How to Play Better Poker

Poker is a card game that can be played in many different ways, including face-to-face with friends or strangers in casinos, in home games and on the Internet. It involves betting in a circular pattern around the table, with each player raising or folding depending on their current hand. The highest hand wins the pot. The game requires a certain amount of skill, and you can learn to play better by practicing and studying your opponents. There are also a few simple tricks that can help you win more hands.

One of the most important things to remember in poker is that your luck largely depends on what your opponent is holding, not your own cards. For example, if you have a pair of kings and another player has A-A, your kings will lose 82% of the time. However, if you hold K-K and the other player has J-J, your kings will have an excellent chance of winning.

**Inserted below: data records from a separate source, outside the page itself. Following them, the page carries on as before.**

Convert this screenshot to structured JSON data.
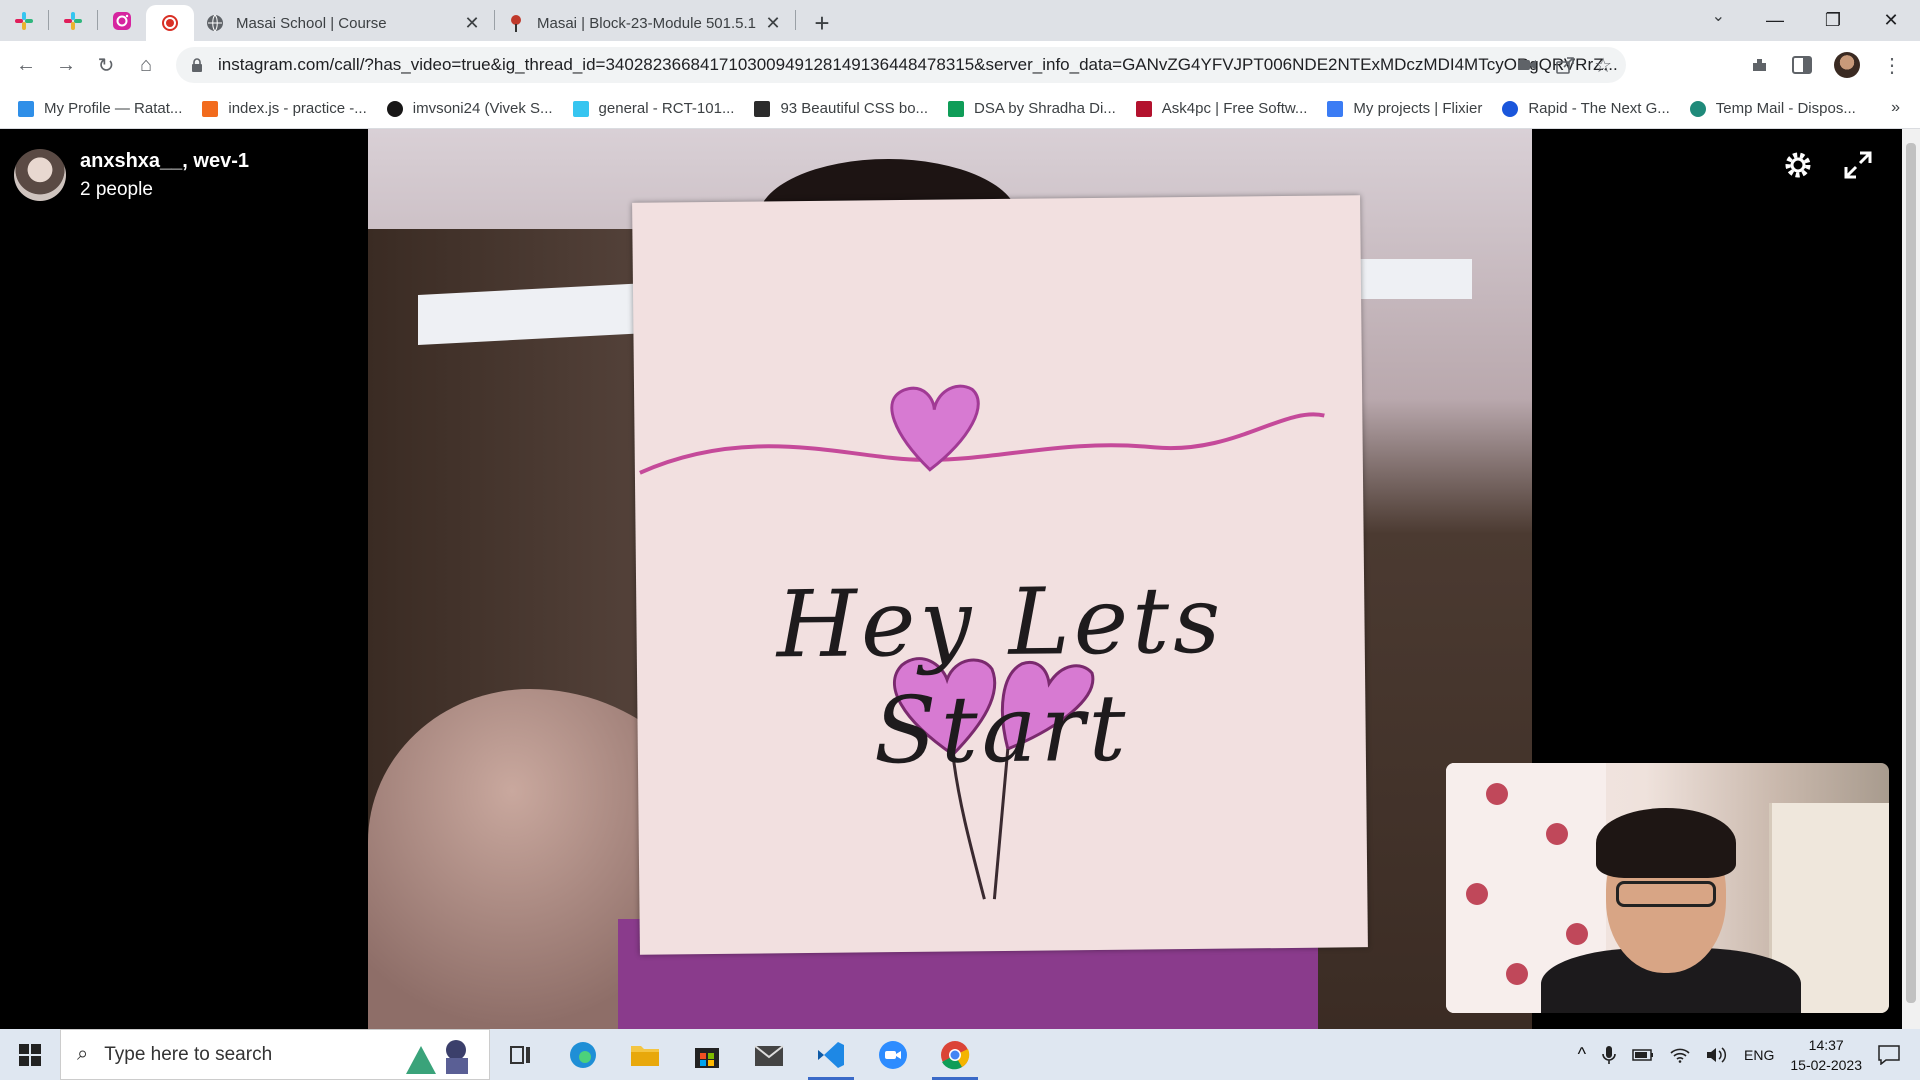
{
  "browser": {
    "tabs": [
      {
        "label": "Masai School | Course",
        "close": "✕"
      },
      {
        "label": "Masai | Block-23-Module 501.5.1",
        "close": "✕"
      }
    ],
    "new_tab": "+",
    "url": "instagram.com/call/?has_video=true&ig_thread_id=340282366841710300949128149136448478315&server_info_data=GANvZG4YFVJPT006NDE2NTExMDczMDI4MTcyORgQRVRrZ...",
    "bookmarks": [
      {
        "label": "My Profile — Ratat...",
        "color": "#2f8fe8"
      },
      {
        "label": "index.js - practice -...",
        "color": "#f26b1d"
      },
      {
        "label": "imvsoni24 (Vivek S...",
        "color": "#181717"
      },
      {
        "label": "general - RCT-101...",
        "color": "#36c5f0"
      },
      {
        "label": "93 Beautiful CSS bo...",
        "color": "#2b2b2b"
      },
      {
        "label": "DSA by Shradha Di...",
        "color": "#0f9d58"
      },
      {
        "label": "Ask4pc | Free Softw...",
        "color": "#b3122e"
      },
      {
        "label": "My projects | Flixier",
        "color": "#3b7cf4"
      },
      {
        "label": "Rapid - The Next G...",
        "color": "#1a56db"
      },
      {
        "label": "Temp Mail - Dispos...",
        "color": "#1f8a7a"
      }
    ],
    "bookmarks_more": "»"
  },
  "call": {
    "title": "anxshxa__, wev-1",
    "subtitle": "2 people",
    "note_text": "Hey Lets Start"
  },
  "taskbar": {
    "search_placeholder": "Type here to search",
    "language": "ENG",
    "time": "14:37",
    "date": "15-02-2023"
  }
}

Learning to put your opponents on a range is an advanced poker skill that can make you a more profitable player. It involves a number of factors, such as the amount of time your opponent takes to make a decision and the bet sizing they use. It can be a difficult skill to master, but it is worth the effort.

If you don’t have the best hand, you should fold. It is a common mistake of beginners to think that they have already invested a lot in the hand and may as well just try to call an outrageous bet, but you should always be willing to fold if you don’t have a good enough hand to continue.

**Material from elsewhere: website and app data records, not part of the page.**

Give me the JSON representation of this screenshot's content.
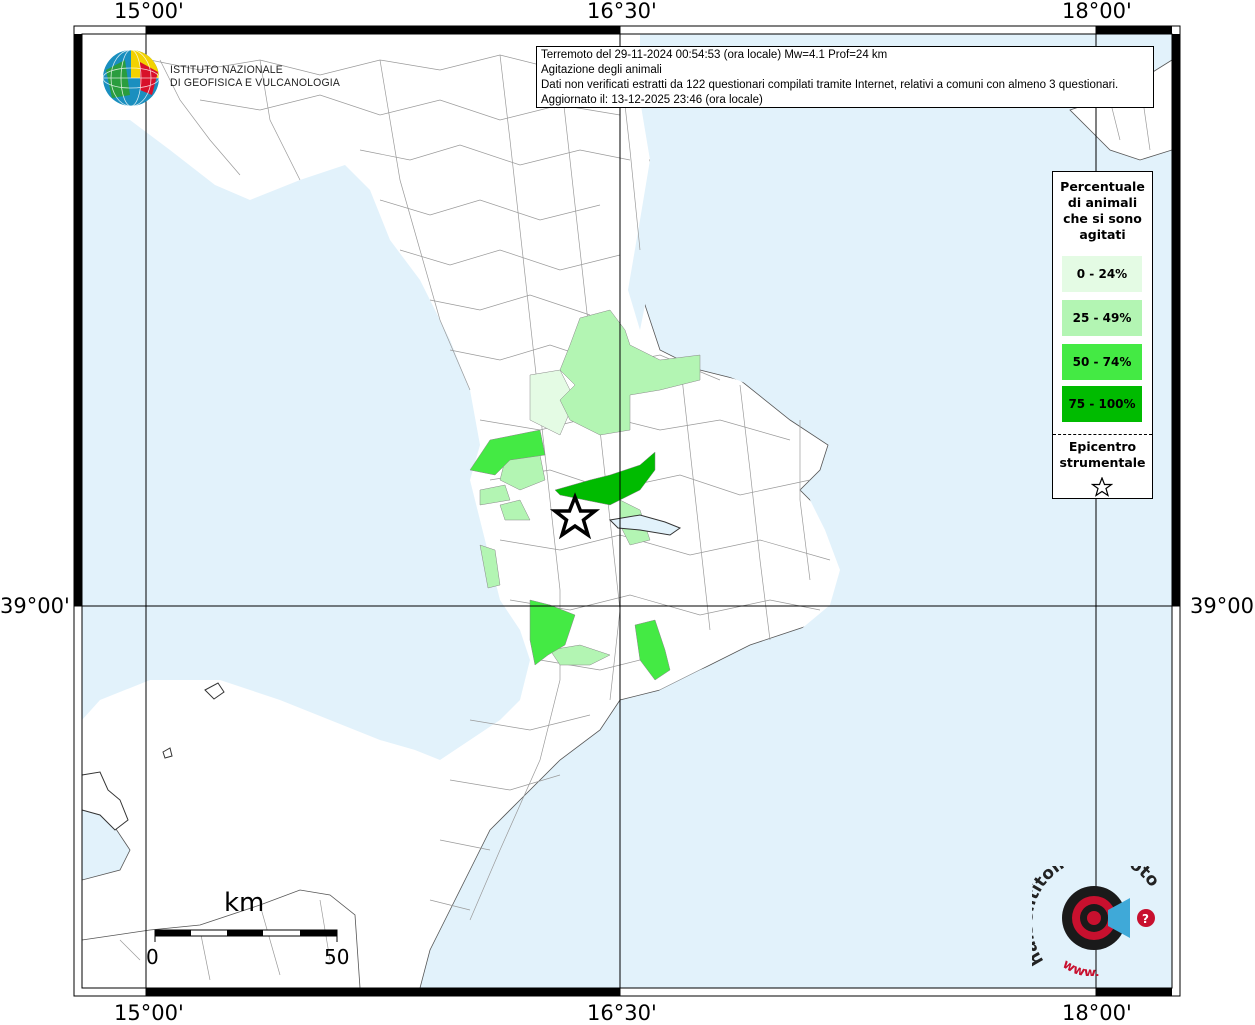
{
  "info": {
    "line1": "Terremoto del 29-11-2024 00:54:53 (ora locale) Mw=4.1 Prof=24 km",
    "line2": "Agitazione degli animali",
    "line3": "Dati non verificati estratti da 122 questionari compilati tramite Internet, relativi a comuni con almeno 3 questionari.",
    "line4": "Aggiornato il: 13-12-2025 23:46 (ora locale)"
  },
  "axes": {
    "top": [
      "15°00'",
      "16°30'",
      "18°00'"
    ],
    "bottom": [
      "15°00'",
      "16°30'",
      "18°00'"
    ],
    "left": "39°00'",
    "right": "39°00'"
  },
  "logo": {
    "line1": "ISTITUTO NAZIONALE",
    "line2": "DI GEOFISICA E VULCANOLOGIA"
  },
  "legend": {
    "title_lines": [
      "Percentuale",
      "di animali",
      "che si sono",
      "agitati"
    ],
    "items": [
      {
        "label": "0 - 24%",
        "color": "#e4fbe4"
      },
      {
        "label": "25 - 49%",
        "color": "#b3f5b3"
      },
      {
        "label": "50 - 74%",
        "color": "#44ea44"
      },
      {
        "label": "75 - 100%",
        "color": "#00bb00"
      }
    ],
    "epicenter_lines": [
      "Epicentro",
      "strumentale"
    ]
  },
  "scale": {
    "unit": "km",
    "start": "0",
    "end": "50"
  },
  "colors": {
    "sea": "#e2f2fb",
    "land": "#ffffff",
    "grid": "#000000"
  },
  "brand": {
    "text": "haisentitoilterremoto.it",
    "url_prefix": "www."
  }
}
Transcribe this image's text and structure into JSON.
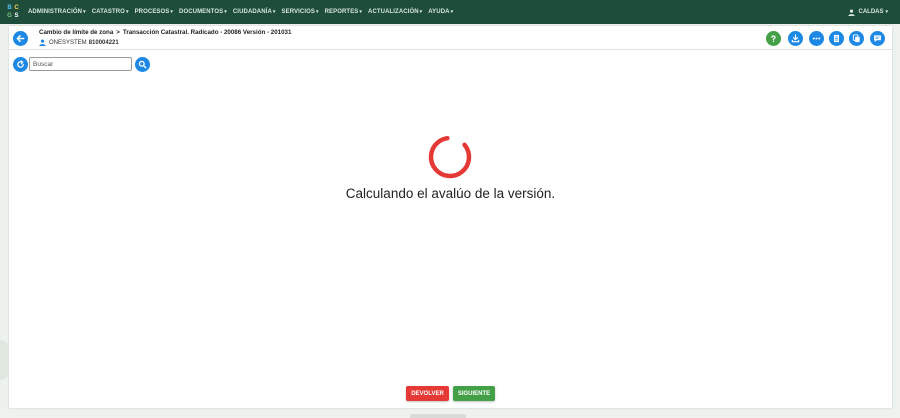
{
  "nav": {
    "logo_letters": [
      "B",
      "C",
      "G",
      "S"
    ],
    "items": [
      {
        "label": "ADMINISTRACIÓN"
      },
      {
        "label": "CATASTRO"
      },
      {
        "label": "PROCESOS"
      },
      {
        "label": "DOCUMENTOS"
      },
      {
        "label": "CIUDADANÍA"
      },
      {
        "label": "SERVICIOS"
      },
      {
        "label": "REPORTES"
      },
      {
        "label": "ACTUALIZACIÓN"
      },
      {
        "label": "AYUDA"
      }
    ],
    "caret": "▾",
    "user": "CALDAS"
  },
  "header": {
    "breadcrumb_parent": "Cambio de límite de zona",
    "breadcrumb_separator": ">",
    "breadcrumb_current": "Transacción Catastral. Radicado - 20086 Versión - 201031",
    "owner_name": "ONESYSTEM",
    "owner_code": "810004221"
  },
  "toolbar": {
    "icons": [
      "help-icon",
      "download-icon",
      "more-icon",
      "document-icon",
      "copy-icon",
      "comment-icon"
    ]
  },
  "search": {
    "placeholder": "Buscar"
  },
  "loading": {
    "message": "Calculando el avalúo de la versión."
  },
  "actions": {
    "return_label": "DEVOLVER",
    "next_label": "SIGUIENTE"
  },
  "colors": {
    "nav_bg": "#1e4d3c",
    "primary": "#1e88e5",
    "success": "#43a047",
    "danger": "#e53935",
    "spinner": "#e53935"
  }
}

When you do decide to play a hand, it’s best to play in position. This means that you act after the player to your left, so you can see their actions before making your own. This will give you key insights into their hand strength and make it easier to decide how to play your own.

There are many different strategies to play poker, and it’s important to find the one that works for you. You can start by reading some of the many books written on poker strategy, but it’s also a good idea to practice your strategy and refine it as you gain experience. Some players even discuss their strategy with other players to get a more objective look at their strengths and weaknesses.

While poker is a game of chance, you can improve your chances of winning by learning the rules and improving your mental and physical game. If you take the time to study your opponents, manage your bankroll and understand bet sizes and position, you can become a more successful poker player. And while luck will still play a part, if you play well, your skill will outweigh your luck in the long run. So, get out there and practice!

Categories: Gambling